Click the link for a great article from Chemistry World, which discusses some recent news of fraud and false data in chemistry journals.
A major talking point in the article is the recent outrage regarding a paper published in Organometallics by Reto Dorta. I was aware of this myself because my supervisor found it so shocking that she e-mailed us all with the supplementary information so that we could witness it ourselves. It really does beggar belief – somehow the paper had been published online, even though this line was present underneath the experimental for a particular compound in the supplementary information:
“Emma, please insert NMR data here! where are they? and for this compound, just make up an elemental analysis…”
This discovery has sent shockwaves around the chemistry community, and has no doubt shattered Dorta’s reputation. It would be a little embarrassing for the editors if it was simply a case of missing NMR data which the author had forgotten to include, but the apparent admittance of falsifying elemental analysis data is very serious, and will call into question all of Dorta’s results and publications.
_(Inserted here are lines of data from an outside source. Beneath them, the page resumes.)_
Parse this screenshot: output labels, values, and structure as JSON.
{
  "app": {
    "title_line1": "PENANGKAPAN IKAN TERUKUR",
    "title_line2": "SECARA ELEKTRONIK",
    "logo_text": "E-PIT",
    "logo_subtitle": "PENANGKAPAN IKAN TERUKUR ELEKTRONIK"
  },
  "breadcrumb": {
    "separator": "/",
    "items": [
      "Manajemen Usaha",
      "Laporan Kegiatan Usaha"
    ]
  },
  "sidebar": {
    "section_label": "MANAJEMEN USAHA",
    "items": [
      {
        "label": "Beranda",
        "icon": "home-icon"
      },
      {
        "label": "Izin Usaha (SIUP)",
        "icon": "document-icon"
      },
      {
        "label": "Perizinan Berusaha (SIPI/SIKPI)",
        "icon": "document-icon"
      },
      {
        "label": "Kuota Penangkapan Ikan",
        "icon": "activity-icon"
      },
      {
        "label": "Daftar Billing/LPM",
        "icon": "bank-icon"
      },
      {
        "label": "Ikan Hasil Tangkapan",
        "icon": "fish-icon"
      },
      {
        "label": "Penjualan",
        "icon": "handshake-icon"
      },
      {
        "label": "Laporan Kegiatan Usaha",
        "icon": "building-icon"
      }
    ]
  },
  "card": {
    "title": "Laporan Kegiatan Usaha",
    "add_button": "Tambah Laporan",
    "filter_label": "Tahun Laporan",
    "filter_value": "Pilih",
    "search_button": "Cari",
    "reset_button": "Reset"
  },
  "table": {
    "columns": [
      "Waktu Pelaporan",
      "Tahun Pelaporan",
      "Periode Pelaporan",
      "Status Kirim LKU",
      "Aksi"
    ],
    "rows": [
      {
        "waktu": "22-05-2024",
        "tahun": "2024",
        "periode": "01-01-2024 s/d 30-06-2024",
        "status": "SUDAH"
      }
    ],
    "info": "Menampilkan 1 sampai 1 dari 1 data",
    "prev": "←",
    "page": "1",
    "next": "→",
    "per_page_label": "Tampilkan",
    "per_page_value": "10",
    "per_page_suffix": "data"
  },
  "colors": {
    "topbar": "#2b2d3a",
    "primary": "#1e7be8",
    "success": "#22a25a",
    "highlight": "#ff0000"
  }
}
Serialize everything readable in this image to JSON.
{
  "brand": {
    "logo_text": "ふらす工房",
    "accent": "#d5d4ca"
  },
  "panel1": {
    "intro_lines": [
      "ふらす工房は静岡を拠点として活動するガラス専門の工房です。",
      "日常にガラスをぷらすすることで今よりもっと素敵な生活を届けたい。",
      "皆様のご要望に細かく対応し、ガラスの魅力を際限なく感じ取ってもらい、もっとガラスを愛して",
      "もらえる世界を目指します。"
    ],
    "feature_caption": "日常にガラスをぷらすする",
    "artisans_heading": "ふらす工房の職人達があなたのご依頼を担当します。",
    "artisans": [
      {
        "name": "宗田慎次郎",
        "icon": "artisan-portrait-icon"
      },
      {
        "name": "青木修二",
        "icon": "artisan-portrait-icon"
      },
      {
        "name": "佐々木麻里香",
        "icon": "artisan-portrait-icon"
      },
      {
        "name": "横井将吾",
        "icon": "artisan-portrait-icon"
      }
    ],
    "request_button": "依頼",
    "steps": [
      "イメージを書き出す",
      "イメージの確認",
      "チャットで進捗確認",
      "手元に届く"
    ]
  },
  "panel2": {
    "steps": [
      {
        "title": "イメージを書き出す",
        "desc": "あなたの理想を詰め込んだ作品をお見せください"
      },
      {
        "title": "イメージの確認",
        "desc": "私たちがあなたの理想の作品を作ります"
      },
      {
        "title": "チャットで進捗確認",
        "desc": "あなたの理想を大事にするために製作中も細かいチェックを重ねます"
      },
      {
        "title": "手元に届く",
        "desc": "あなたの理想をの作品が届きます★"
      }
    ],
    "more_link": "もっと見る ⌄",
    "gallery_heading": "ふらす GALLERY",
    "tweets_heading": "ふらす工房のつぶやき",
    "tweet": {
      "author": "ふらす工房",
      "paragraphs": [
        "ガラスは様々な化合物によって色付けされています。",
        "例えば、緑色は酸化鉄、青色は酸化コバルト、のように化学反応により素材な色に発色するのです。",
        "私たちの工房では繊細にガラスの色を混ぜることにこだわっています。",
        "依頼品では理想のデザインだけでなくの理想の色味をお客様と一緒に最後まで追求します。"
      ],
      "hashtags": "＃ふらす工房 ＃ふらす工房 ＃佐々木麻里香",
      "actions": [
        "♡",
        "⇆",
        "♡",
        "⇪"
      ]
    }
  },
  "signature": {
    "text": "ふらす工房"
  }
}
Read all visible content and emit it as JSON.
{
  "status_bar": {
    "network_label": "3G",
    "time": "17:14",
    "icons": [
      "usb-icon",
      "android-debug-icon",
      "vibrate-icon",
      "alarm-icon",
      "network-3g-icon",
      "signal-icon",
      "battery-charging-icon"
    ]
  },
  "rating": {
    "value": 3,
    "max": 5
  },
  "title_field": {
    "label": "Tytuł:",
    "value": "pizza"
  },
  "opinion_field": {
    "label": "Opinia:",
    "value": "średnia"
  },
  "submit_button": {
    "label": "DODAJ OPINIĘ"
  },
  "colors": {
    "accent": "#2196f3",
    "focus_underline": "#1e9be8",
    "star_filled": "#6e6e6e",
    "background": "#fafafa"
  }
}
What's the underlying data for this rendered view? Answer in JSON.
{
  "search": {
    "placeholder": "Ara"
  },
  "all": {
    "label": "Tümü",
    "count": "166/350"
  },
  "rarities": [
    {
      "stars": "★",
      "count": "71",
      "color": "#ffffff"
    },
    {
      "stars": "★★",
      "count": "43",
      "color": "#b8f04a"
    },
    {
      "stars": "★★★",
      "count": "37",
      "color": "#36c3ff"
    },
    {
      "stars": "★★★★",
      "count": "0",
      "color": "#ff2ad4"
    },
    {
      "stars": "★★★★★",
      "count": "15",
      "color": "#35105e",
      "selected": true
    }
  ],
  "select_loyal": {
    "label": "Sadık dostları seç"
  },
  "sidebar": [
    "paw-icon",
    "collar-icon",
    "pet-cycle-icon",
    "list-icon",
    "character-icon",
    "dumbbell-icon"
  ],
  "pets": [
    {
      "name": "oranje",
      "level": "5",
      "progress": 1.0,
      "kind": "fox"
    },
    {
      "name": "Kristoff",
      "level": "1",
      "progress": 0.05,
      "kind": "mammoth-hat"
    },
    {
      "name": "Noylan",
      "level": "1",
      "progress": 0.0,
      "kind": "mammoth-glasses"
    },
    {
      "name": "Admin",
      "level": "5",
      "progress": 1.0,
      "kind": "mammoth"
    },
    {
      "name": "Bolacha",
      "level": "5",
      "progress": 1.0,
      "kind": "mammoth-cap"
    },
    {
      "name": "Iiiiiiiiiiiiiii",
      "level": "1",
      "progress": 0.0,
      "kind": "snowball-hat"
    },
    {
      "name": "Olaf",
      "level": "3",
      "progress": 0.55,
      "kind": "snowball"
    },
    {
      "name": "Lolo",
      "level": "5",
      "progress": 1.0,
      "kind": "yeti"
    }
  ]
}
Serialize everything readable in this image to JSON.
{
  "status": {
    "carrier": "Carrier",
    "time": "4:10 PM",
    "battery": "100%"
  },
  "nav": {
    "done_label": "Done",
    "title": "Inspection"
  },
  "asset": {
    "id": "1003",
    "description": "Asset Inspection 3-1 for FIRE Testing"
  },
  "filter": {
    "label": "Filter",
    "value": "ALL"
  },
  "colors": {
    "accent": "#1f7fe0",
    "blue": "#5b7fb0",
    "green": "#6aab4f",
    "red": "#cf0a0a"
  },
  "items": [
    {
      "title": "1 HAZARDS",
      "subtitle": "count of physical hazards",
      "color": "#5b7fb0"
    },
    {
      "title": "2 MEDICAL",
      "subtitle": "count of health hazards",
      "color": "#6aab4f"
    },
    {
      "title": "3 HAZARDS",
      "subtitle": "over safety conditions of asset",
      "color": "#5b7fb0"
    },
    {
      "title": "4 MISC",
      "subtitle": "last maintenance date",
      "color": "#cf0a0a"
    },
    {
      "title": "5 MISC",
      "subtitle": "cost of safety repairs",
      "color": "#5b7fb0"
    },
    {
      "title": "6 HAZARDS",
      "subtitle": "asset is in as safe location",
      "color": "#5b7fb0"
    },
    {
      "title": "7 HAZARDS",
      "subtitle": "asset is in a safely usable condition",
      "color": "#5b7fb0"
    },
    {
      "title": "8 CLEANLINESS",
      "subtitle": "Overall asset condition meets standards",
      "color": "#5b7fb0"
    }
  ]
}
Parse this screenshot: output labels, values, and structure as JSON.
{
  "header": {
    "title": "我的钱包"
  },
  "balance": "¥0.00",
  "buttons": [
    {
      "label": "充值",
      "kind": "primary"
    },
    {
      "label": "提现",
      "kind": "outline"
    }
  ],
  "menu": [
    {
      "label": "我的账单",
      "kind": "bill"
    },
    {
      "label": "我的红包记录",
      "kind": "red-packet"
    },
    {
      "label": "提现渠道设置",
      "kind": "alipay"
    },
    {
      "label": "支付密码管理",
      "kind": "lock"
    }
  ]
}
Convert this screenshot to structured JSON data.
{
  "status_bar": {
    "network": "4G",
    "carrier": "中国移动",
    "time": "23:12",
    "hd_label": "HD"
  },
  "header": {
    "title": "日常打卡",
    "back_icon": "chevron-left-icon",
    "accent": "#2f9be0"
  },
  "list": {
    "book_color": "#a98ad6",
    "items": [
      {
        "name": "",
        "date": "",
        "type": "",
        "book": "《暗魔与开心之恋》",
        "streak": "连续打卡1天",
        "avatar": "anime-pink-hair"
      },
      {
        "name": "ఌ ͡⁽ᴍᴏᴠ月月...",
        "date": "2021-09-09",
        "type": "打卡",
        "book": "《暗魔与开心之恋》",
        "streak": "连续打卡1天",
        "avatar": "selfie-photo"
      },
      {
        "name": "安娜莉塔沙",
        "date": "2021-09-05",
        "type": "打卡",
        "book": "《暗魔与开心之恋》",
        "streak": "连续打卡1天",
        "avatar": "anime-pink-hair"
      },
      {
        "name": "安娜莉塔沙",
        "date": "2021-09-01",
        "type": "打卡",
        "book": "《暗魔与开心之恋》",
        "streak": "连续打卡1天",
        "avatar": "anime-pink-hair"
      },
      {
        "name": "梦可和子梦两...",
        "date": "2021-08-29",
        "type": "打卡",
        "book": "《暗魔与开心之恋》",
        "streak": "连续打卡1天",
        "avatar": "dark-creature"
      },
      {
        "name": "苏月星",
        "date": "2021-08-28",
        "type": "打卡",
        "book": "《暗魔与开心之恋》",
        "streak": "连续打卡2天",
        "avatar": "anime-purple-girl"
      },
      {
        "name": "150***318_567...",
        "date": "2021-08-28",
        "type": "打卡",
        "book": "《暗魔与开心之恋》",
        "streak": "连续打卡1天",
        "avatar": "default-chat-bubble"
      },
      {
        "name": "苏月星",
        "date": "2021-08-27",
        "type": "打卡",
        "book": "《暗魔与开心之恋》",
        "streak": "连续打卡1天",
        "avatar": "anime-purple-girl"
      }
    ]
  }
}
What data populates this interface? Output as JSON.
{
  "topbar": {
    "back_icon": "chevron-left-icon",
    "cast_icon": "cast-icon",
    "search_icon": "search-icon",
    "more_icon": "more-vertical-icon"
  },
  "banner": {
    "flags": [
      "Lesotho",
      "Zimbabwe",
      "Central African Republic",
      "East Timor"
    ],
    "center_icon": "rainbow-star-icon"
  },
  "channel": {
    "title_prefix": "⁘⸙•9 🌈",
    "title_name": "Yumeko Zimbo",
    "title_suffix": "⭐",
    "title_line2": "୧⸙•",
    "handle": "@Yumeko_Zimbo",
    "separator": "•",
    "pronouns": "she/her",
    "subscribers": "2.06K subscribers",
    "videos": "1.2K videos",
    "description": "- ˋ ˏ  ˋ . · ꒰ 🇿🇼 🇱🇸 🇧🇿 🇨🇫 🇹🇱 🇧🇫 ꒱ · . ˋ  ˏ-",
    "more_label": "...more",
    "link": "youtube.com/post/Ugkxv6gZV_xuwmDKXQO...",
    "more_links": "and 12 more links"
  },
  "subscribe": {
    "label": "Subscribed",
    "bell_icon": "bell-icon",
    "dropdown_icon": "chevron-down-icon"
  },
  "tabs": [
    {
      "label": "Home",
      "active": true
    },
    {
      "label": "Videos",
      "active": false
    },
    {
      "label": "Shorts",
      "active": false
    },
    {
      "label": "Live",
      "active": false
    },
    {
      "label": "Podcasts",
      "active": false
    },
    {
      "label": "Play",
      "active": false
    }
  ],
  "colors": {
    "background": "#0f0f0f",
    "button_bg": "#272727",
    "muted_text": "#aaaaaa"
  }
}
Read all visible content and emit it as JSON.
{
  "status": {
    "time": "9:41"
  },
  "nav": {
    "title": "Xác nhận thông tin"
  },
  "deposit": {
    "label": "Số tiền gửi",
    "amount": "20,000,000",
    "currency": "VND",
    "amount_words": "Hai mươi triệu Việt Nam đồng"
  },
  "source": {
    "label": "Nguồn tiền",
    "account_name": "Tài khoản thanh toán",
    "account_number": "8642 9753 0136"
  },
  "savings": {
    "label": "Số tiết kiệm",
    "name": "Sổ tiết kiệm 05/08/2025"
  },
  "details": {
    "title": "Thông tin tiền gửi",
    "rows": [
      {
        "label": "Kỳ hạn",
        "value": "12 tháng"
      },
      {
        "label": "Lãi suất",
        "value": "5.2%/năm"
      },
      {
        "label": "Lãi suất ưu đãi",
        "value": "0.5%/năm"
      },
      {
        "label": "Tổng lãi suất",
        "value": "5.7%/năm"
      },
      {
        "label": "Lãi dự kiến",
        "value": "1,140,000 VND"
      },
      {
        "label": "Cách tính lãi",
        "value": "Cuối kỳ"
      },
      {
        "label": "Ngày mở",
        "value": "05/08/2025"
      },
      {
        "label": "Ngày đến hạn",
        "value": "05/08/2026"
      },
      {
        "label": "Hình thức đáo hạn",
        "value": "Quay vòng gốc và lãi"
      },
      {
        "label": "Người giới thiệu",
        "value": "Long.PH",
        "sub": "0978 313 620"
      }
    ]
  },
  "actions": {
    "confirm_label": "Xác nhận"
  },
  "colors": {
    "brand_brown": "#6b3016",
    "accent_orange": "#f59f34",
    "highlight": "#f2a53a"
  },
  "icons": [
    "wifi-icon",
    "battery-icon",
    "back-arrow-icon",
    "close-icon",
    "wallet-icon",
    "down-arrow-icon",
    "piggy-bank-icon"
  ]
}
Not much more can be said as Dorta has refused to comment further and the issue is still under investigation, but whether there is any sort of reasonable excuse for this or not, journals will no doubt seriously question any manuscripts submitted by him and his group in the future. It is unfortunate for his students who may have to carry this with them throughout their careers, even though their data might be impeccable.
The article goes on to describe cases of altered TEM images and doctored NMR spectra, with peaks being erased entirely in order to hide them.
These examples all point to a worrying trend of pressure for results and publications leading to students, post-docs and academics feeling the need to falsify data. In a world where research jobs are getting more and more competitive, pressure to publish and to be more known to the academic community is greater than ever, This is no excuse for producing false data, but does offer some sort of explanation.
The article rounds up by calling into question the role of popular chemistry bloggers in exposing such manuscripts before they can be properly investigated. Students such as Emma, mentioned in the quote above, have their reputations destroyed beyond repair before they can explain or defend themselves, and guilt is presumed before the incident has been looked into.
While I appreciate avid chemistry bloggers discovering these issues and bringing them to attention, I do agree that the proper channels should be used and these cases should be investigated thoroughly before a possible innocent name is tarnished forever. Sometimes, bloggers are so keen to reveal the truth (which is perfectly understandable) that they may forget whose lives may be affected by the aftermath.
Now, the pressure is on editors and referees of these journals to check papers thoroughly, to ensure images aren’t tampered with, data isn’t left out, and that embarrassing slip-ups in supplementary information are dealt with before they go to publication. It’s worrying that these papers have been slipping through the net, and more needs to be done by people at all levels, from the academic instilling good ethics into their students, to the editors putting these manuscripts in for publication.
If you’re interested in this topic, you can find an article demonstrating how publishers can detect falsified images on the Chemistry World website, here.